YOUR GOAL » Search the listing for the string "logistics". Copy every line that has it.

GIVEN RECORDS »
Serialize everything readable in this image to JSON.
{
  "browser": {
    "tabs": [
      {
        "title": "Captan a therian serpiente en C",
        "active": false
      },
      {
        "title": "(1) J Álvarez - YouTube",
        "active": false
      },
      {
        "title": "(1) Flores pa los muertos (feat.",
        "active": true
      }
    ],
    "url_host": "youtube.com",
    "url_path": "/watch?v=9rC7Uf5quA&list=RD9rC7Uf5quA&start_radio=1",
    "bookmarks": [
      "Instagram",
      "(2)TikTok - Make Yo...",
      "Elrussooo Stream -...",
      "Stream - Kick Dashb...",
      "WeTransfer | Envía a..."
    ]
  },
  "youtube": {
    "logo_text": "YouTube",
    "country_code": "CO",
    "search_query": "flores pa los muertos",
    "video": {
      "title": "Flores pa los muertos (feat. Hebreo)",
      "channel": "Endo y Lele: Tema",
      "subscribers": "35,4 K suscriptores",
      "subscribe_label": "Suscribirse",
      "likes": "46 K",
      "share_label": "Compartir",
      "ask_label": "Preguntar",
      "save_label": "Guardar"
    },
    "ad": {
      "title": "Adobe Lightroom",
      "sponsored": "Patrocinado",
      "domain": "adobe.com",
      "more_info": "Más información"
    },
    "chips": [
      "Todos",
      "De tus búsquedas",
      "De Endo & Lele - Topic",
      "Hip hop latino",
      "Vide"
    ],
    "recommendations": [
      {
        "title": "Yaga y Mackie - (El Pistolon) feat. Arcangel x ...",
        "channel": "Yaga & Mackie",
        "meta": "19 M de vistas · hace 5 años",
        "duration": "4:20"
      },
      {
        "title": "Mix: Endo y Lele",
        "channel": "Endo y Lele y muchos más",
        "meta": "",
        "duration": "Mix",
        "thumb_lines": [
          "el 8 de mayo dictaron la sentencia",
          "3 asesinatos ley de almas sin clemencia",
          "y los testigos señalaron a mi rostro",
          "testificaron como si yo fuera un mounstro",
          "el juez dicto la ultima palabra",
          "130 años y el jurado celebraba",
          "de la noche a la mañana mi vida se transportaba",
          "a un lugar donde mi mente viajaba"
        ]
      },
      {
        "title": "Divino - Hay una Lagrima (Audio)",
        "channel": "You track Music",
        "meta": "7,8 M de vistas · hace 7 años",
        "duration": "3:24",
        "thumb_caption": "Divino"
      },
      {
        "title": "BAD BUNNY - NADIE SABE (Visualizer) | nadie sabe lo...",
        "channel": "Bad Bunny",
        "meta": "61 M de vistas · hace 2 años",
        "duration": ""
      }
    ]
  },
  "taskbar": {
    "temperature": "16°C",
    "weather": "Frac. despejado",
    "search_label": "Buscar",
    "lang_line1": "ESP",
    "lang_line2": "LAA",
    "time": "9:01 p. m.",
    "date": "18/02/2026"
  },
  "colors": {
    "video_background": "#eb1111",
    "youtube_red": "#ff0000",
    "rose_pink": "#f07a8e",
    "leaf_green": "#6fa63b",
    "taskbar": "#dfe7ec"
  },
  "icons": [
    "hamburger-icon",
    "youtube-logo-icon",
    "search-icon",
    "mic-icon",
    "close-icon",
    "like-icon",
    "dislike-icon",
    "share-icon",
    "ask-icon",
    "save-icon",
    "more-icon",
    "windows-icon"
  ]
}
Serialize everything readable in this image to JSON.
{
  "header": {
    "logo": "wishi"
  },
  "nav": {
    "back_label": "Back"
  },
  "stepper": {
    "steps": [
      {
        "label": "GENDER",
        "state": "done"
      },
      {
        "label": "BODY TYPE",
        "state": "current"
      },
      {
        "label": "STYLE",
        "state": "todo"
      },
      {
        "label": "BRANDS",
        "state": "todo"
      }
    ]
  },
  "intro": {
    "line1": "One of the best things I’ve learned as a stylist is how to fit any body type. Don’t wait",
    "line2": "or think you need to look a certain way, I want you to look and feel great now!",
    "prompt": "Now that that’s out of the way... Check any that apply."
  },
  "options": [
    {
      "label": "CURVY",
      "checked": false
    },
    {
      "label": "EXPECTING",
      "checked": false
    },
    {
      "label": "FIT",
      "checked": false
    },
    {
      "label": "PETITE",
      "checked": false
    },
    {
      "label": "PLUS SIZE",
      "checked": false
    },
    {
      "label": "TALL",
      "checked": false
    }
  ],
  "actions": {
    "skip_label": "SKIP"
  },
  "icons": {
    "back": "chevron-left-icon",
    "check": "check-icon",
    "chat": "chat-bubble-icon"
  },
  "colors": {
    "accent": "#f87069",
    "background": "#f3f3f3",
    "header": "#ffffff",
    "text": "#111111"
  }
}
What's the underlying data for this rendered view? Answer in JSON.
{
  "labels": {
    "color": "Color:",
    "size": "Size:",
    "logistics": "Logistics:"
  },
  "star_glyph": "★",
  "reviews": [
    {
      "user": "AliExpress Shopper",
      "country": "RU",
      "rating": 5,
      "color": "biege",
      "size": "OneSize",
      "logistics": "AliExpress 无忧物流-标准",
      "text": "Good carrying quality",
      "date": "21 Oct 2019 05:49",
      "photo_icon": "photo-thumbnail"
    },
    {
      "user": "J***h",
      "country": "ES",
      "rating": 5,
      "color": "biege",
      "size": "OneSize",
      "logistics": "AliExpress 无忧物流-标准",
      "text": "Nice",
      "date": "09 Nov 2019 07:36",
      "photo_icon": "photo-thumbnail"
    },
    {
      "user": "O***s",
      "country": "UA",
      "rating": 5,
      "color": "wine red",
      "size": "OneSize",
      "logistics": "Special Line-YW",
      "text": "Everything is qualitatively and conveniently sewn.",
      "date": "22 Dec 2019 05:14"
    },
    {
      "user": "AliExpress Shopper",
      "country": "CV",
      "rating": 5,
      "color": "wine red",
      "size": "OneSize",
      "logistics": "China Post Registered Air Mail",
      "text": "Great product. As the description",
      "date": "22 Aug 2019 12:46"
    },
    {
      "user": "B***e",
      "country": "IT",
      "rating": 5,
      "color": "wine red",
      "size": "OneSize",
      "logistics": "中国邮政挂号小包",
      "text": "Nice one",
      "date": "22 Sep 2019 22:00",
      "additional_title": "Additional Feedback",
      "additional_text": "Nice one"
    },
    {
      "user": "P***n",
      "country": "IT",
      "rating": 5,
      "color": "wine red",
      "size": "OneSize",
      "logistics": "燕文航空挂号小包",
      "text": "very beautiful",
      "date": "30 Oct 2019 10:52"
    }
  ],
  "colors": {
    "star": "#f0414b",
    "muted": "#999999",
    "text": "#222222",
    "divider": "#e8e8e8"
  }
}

RESPONSE BELOW »
    "logistics": "Logistics:"
      "logistics": "AliExpress 无忧物流-标准",
      "logistics": "AliExpress 无忧物流-标准",
      "logistics": "Special Line-YW",
      "logistics": "China Post Registered Air Mail",
      "logistics": "中国邮政挂号小包",
      "logistics": "燕文航空挂号小包",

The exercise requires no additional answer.